The Cullman County circuit clerk’s office is now under one roof.
Well, it’s always been under one roof. But now, all the services that fall under the oversight of circuit clerk Lisa McSwain are, for the first time, consolidated in one place.
Whether it’s passport applications, child support payments, paying felony or misdemeanor court costs, or any of the many other functions requiring contact with the circuit clerk’s office, there’s now a single location to begin the process: the walk-up window of the clerk’s office, located on the third floor of the Cullman County courthouse.
In her first month on the job, McSwain moved all of her office’s staff and services to the third floor, ending a decades-long division that had kept district court clerk employees on the building’s second floor, on the opposite end of the building from the rest of the third-floor circuit court clerk staff.
The move has several benefits, said McSwain. For residents, the biggest of those is convenience in accessing the services her office provides.
“People who come into the courthouse on a judicial matter don’t always know exactly where everything is located, or where they need to go,” she said. “That’s understandable, because our offices have always been so spread out, and many people don’t necessarily understand the division between ‘district’ and ‘circuit’ and how those services have been separated in the courthouse for so long.
“When we had the opportunity to put everything in one place, that’s what we did. I believe it will make things much more convenient for residents who need to visit the clerk’s office, no matter what the reason may be. As long as people come to the third floor and speak to someone at our service window, they will be pointed in the right direction.”
The service window has always been there, but it hadn’t been staffed with anyone to greet the public. McSwain has placed two staff members’ stations at the window counter, to ensure there’s always someone present to meet and direct visitors.
Moving the district clerk offices upstairs required more third-floor space than had been available — until recently. Working with the Cullman County Commission, McSwain reconfigured the nearby offices of presiding Circuit Judge Greg Nicholas, after he moved his work area closer to the main courtroom. A wall separating Nicholas’ former office from the existing clerk’s office came down, nearly doubling the amount of contiguous work space the clerk’s office could occupy.
Across the hallway, McSwain cleared several file storage rooms of their contents, freeing up additional space that has since been converted into meeting rooms for attorneys, clients and witnesses. New soundproofed walls (for privacy) were constructed in the old file storage space. Two truckloads’ worth of old paper files, no longer needed after being scanned into an electronic database, were hauled away and securely discarded.
A week into the new arrangement, employees say they welcome the change.
“I love it,” said deputy clerk Susan Richardson. “Actually, I was telling Lisa that this is something that needed to have been done for years. The way this has been set up, we now have our civil and domestic division together; we now have all the bookkeepers together; we have district and circuit criminal staff together — it’s beautiful. With the [former] split between district and circuit staff, there were two of everything; now everyone can pull together and learn more about how the person sitting next to them does their job, which is becoming increasingly important.”

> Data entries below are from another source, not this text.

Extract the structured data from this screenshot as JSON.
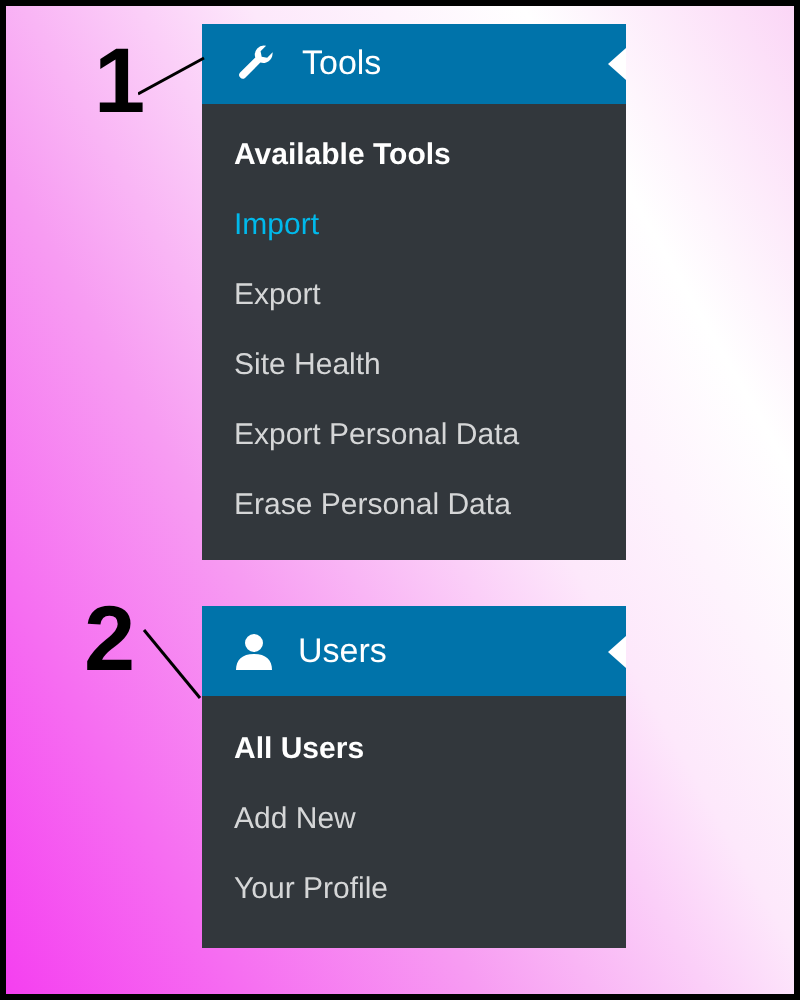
{
  "menus": [
    {
      "callout": "1",
      "kind": "tools",
      "title": "Tools",
      "items": [
        {
          "label": "Available Tools",
          "selected": true,
          "hovered": false
        },
        {
          "label": "Import",
          "selected": false,
          "hovered": true
        },
        {
          "label": "Export",
          "selected": false,
          "hovered": false
        },
        {
          "label": "Site Health",
          "selected": false,
          "hovered": false
        },
        {
          "label": "Export Personal Data",
          "selected": false,
          "hovered": false
        },
        {
          "label": "Erase Personal Data",
          "selected": false,
          "hovered": false
        }
      ]
    },
    {
      "callout": "2",
      "kind": "users",
      "title": "Users",
      "items": [
        {
          "label": "All Users",
          "selected": true,
          "hovered": false
        },
        {
          "label": "Add New",
          "selected": false,
          "hovered": false
        },
        {
          "label": "Your Profile",
          "selected": false,
          "hovered": false
        }
      ]
    }
  ]
}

District court specialist Amber Mardis agreed that working upstairs alongside her colleagues will increase efficiency and streamline office services.
“I am very happy with it,” said Mardis. “With everybody here together, it makes it a lot easier for us to help each other out. It’s great to have everybody nearby, where nobody feels like they’re out of the loop on what’s going on in the rest of the office.”
According to McSwain, the consolidation will encourage employee cross-training, a benefit that should help her office run more efficiently. With a 15-employee staff that promises only to shrink, through attrition, in the face of state budget cuts that have decimated judicial support services, McSwain said the need for employees who know how to wear many hats has never been more important.
And, she added, attorneys with cases before both district and circuit courts should find the move more convenient.
“We used to have boxes for attorneys downstairs in district, and another set of boxes upstairs for circuit, and they would always have to come check both of them. This eliminates that,” she said.
* Benjamin Bullard can be reached by e-mail at email@example.com or by telephone at 734-2131 ext. 270.